BIRMINGHAM, Ala. — A leading figure among religious liberals says the candidacy of Roy Moore for US Senate is a struggle for the ‘‘soul of the nation.’’
The remarks on Saturday by the Rev. William J. Barber come a day after a letter signed by dozens of progressive pastors in Alabama said Moore — dogged by recent allegations of inappropriate conduct toward teenage girls decades ago — is unfit to serve.
Barber, former head of the North Carolina NAACP, spoke at an anti-Moore rally at the Tabernacle Baptist Church in Birmingham that drew more than 100 people.
The event was in direct contrast to a news conference Thursday during which religious conservatives expressed their commitment to Moore, who describes himself as a conservative Christian who hues to family values.
Signs carried by Moore opponents at Saturday’s rally decried his opposition to gay and transgender rights. Moore was also criticized for opposing federally backed health care, assistance for the needy, and more.
Barber and other speakers claimed Moore’s campaign is fueled by a perversion of Christianity linked with white supremacy, and Moore is trying to take those forces to the Senate.
‘‘What is happening now in Alabama matters for the soul of the nation,’’ said Barber, of Goldsboro, N.C., and the force behind the ‘‘Moral Monday’’ protest movement that calls for greater rights for gays and minorities.
By Friday, more than 50 Alabama pastors had signed a public letter stating Moore isn’t fit to serve in the US Senate. The letter continued to collect signatures Saturday.
The letter says Moore demonstrated ‘‘extremist values’’ incompatible with traditional Christianity even before recent allegations of sexual misconduct involving young women.
The pastors cite Moore’s opposition to the expansion of Medicaid, which provides health care for the poor. It also accuses him of denigrating people from other countries and faiths and cites his opposition to homosexuality.
The letter was written by a group of pastors in Birmingham. It includes the signatures of ministers from mainstream and liberal denominations including Methodists, Presbyterians, Episcopalians, the United Church of Christ, and some moderate Baptists.
Moore still enjoys the support of conservative evangelical leaders, but he has ignored mounting calls from Washington Republicans concerned that if he stays in the race he may not only lose a seat they were sure to win but also may do significant damage to the party’s brand among women nationwide as the party prepares for a difficult midterm election season.
Since last week, Moore has been engulfed by accusations of sexual misconduct toward women in their teens when he was a deputy district attorney in his 30s. Several of his accusers have allowed their identities to be made public.

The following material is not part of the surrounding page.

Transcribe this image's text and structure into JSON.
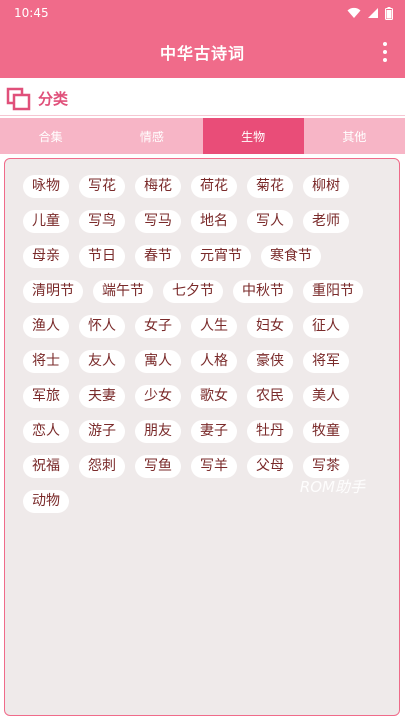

One said Moore molested her when she was 14. Another said Moore assaulted her when she was a 16-year-old waitress after he offered to drive her home. Five others said Moore pursued romantic relationships with them when they were between the ages of 16 and 18.
President Trump has also been mostly silent on the accusations facing Moore, saying they are troubling but stopping short of calling for his withdrawal from the race, as other top Republicans have done.
Trump’s response have been notably different for some Democrats facing misconduct allegations.
On Thursday night, the president tweeted about Senator Al Franken of Minnesota saying that a photograph of Franken appearing to grope a woman ‘‘is really bad, speaks a thousand words’’ and chastising the Minnesotan for ‘‘lecturing anyone who would listen about sexual harassment and respect for women.’’
Trump has also said he was not surprised by accusations against film producer Harvey Weinstein, a major Democratic donor; released an ad during the presidential campaign calling former New York representative Anthony Weiner a ‘‘pervert’’; and hosted a campaign news conference with three women who had accused former president Bill Clinton of sexual assault or misconduct, calling those women ‘‘very courageous.’’
White House press secretary Sarah Sanders on Friday pushed back against the idea that Trump treats Democrats differently than Republicans, pointing to comments of concern over the Moore allegations. Sanders also said that there was a key difference between the accusations against Franken and those against Trump.
‘‘Senator Franken has admitted wrongdoing, and the president hasn't,’’ Sanders said. ‘‘I think that’s a very clear distinction.’’